- **Task details**
Word for word, reproduce every line of the data below.

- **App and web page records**
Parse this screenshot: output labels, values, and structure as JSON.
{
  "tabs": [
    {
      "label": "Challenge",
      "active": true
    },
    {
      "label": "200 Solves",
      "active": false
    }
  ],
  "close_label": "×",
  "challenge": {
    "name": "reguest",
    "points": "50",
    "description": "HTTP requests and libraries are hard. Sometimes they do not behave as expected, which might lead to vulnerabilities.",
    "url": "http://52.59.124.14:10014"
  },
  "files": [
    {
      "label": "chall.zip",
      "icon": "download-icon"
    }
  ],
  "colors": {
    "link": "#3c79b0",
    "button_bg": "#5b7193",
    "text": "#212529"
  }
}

- **Output of the task**
Parse this screenshot: output labels, values, and structure as JSON.
{
  "tabs": [
    {
      "label": "Challenge",
      "active": true
    },
    {
      "label": "200 Solves",
      "active": false
    }
  ],
  "close_label": "×",
  "challenge": {
    "name": "reguest",
    "points": "50",
    "description": "HTTP requests and libraries are hard. Sometimes they do not behave as expected, which might lead to vulnerabilities.",
    "url": "http://52.59.124.14:10014"
  },
  "files": [
    {
      "label": "chall.zip",
      "icon": "download-icon"
    }
  ],
  "colors": {
    "link": "#3c79b0",
    "button_bg": "#5b7193",
    "text": "#212529"
  }
}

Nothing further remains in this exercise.